▸ **DATA UNDER STUDY**
►
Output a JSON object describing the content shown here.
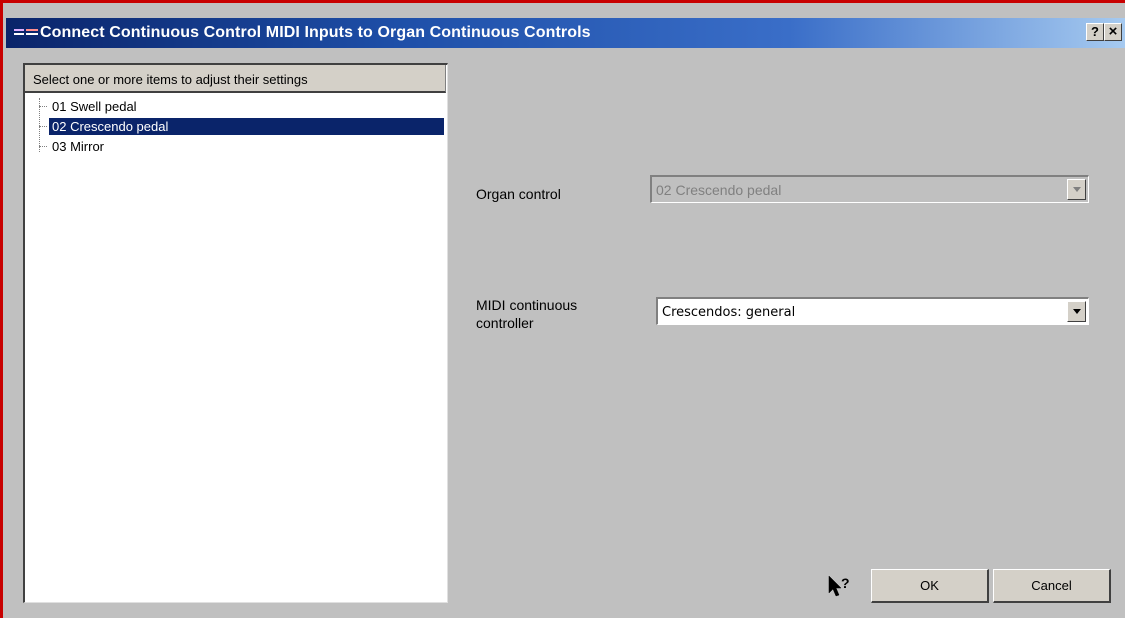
{
  "window": {
    "title": "Connect Continuous Control MIDI Inputs to Organ Continuous Controls",
    "help_button": "?",
    "close_button": "×"
  },
  "list": {
    "header": "Select one or more items to adjust their settings",
    "items": [
      {
        "label": "01 Swell pedal",
        "selected": false
      },
      {
        "label": "02 Crescendo pedal",
        "selected": true
      },
      {
        "label": "03 Mirror",
        "selected": false
      }
    ]
  },
  "form": {
    "organ_control": {
      "label": "Organ control",
      "value": "02 Crescendo pedal",
      "enabled": false
    },
    "midi_controller": {
      "label_line1": "MIDI continuous",
      "label_line2": "controller",
      "value": "Crescendos: general",
      "enabled": true
    }
  },
  "buttons": {
    "ok": "OK",
    "cancel": "Cancel"
  },
  "icons": {
    "window_icon": "organ-pipes-icon",
    "context_help": "context-help-cursor-icon"
  },
  "colors": {
    "titlebar_start": "#0a246a",
    "titlebar_end": "#a6caf0",
    "selection": "#0a246a",
    "dialog_bg": "#c0c0c0"
  }
}
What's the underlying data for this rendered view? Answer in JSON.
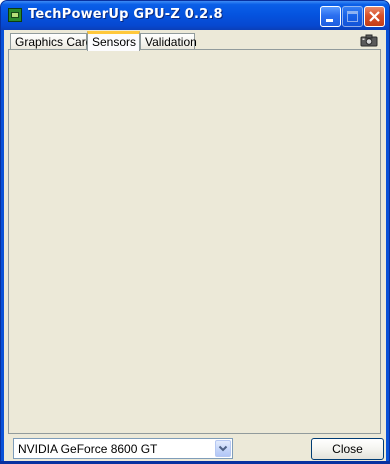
{
  "window": {
    "title": "TechPowerUp GPU-Z 0.2.8"
  },
  "title_buttons": {
    "minimize_icon": "minimize-icon",
    "maximize_icon": "maximize-icon",
    "close_icon": "close-icon"
  },
  "tabs": [
    {
      "label": "Graphics Card",
      "active": false
    },
    {
      "label": "Sensors",
      "active": true
    },
    {
      "label": "Validation",
      "active": false
    }
  ],
  "toolbar": {
    "screenshot_icon": "camera-icon"
  },
  "footer": {
    "gpu_selected": "NVIDIA GeForce 8600 GT",
    "close_label": "Close"
  },
  "colors": {
    "titlebar": "#0554e0",
    "client_bg": "#ece9d8",
    "active_tab_accent": "#ffc83c"
  }
}
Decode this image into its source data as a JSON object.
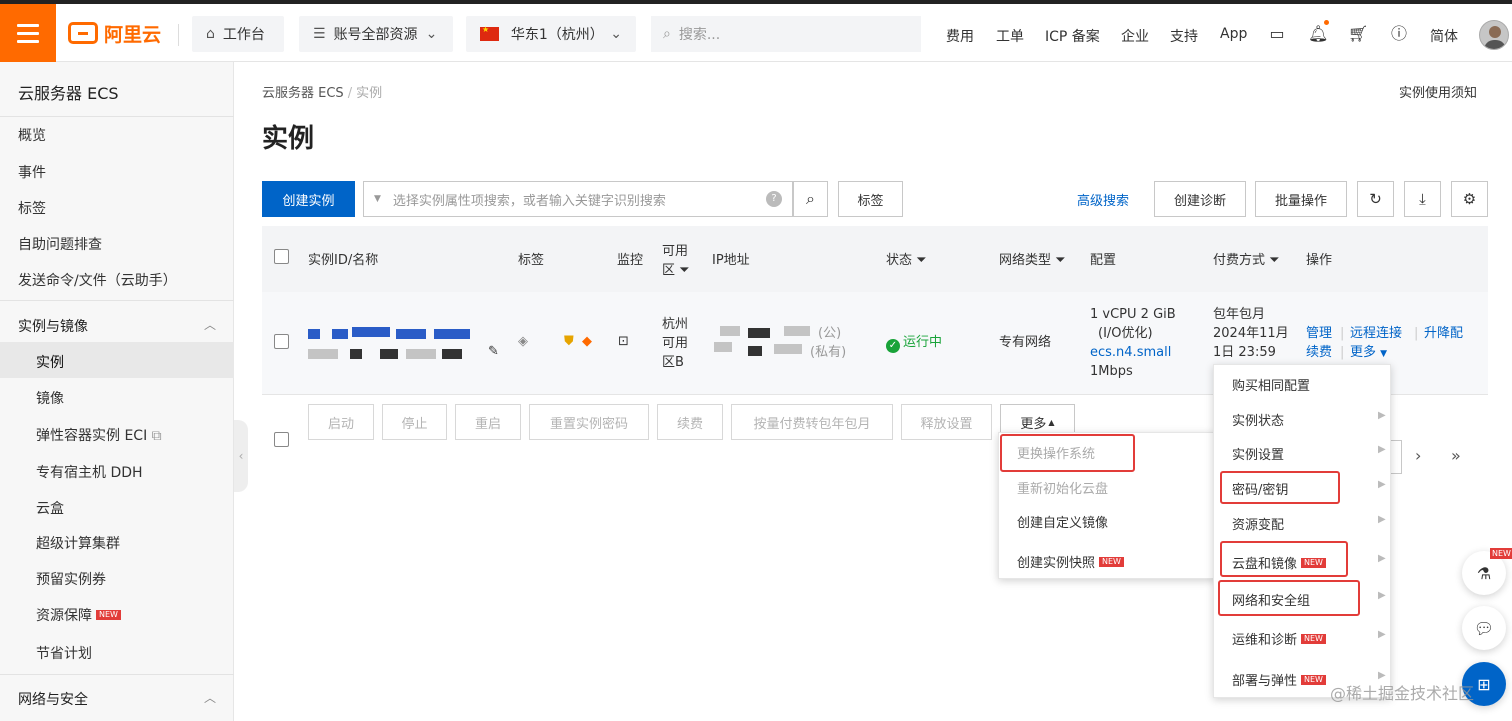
{
  "topbar": {
    "logo_text": "阿里云",
    "workbench": "工作台",
    "resources": "账号全部资源",
    "region": "华东1（杭州）",
    "search_placeholder": "搜索...",
    "nav": [
      "费用",
      "工单",
      "ICP 备案",
      "企业",
      "支持",
      "App"
    ],
    "lang": "简体",
    "accent_color": "#ff6a00"
  },
  "sidebar": {
    "title": "云服务器 ECS",
    "top_items": [
      "概览",
      "事件",
      "标签",
      "自助问题排查",
      "发送命令/文件（云助手）"
    ],
    "group1_title": "实例与镜像",
    "group1_items": [
      "实例",
      "镜像",
      "弹性容器实例 ECI",
      "专有宿主机 DDH",
      "云盒",
      "超级计算集群",
      "预留实例券",
      "资源保障",
      "节省计划"
    ],
    "group2_title": "网络与安全",
    "new_badge": "NEW"
  },
  "breadcrumb": {
    "root": "云服务器 ECS",
    "current": "实例"
  },
  "notice_link": "实例使用须知",
  "page_title": "实例",
  "toolbar": {
    "create": "创建实例",
    "search_placeholder": "选择实例属性项搜索，或者输入关键字识别搜索",
    "tags": "标签",
    "advanced": "高级搜索",
    "diagnose": "创建诊断",
    "batch": "批量操作"
  },
  "table": {
    "headers": {
      "id": "实例ID/名称",
      "tag": "标签",
      "monitor": "监控",
      "zone_l1": "可用",
      "zone_l2": "区",
      "ip": "IP地址",
      "status": "状态",
      "network": "网络类型",
      "config": "配置",
      "billing": "付费方式",
      "ops": "操作"
    },
    "row": {
      "zone": [
        "杭州",
        "可用",
        "区B"
      ],
      "ip_public_label": "(公)",
      "ip_private_label": "(私有)",
      "status": "运行中",
      "network": "专有网络",
      "config": [
        "1 vCPU 2 GiB",
        "(I/O优化)",
        "ecs.n4.small",
        "1Mbps"
      ],
      "billing": [
        "包年包月",
        "2024年11月",
        "1日 23:59"
      ],
      "ops": [
        "管理",
        "远程连接",
        "升降配",
        "续费",
        "更多"
      ]
    }
  },
  "bottom_actions": [
    "启动",
    "停止",
    "重启",
    "重置实例密码",
    "续费",
    "按量付费转包年包月",
    "释放设置",
    "更多"
  ],
  "more_menu_left": [
    {
      "label": "更换操作系统",
      "disabled": true
    },
    {
      "label": "重新初始化云盘",
      "disabled": true
    },
    {
      "label": "创建自定义镜像",
      "disabled": false
    },
    {
      "label": "创建实例快照",
      "disabled": false,
      "new": true
    }
  ],
  "more_menu_right": [
    {
      "label": "购买相同配置"
    },
    {
      "label": "实例状态"
    },
    {
      "label": "实例设置"
    },
    {
      "label": "密码/密钥"
    },
    {
      "label": "资源变配"
    },
    {
      "label": "云盘和镜像",
      "new": true
    },
    {
      "label": "网络和安全组"
    },
    {
      "label": "运维和诊断",
      "new": true
    },
    {
      "label": "部署与弹性",
      "new": true
    }
  ],
  "watermark": "@稀土掘金技术社区",
  "float_new": "NEW"
}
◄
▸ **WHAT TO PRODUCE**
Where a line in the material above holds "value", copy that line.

▸ **RESPONSE AREA**
      "value": "02 Crescendo pedal",
      "value": "Crescendos: general",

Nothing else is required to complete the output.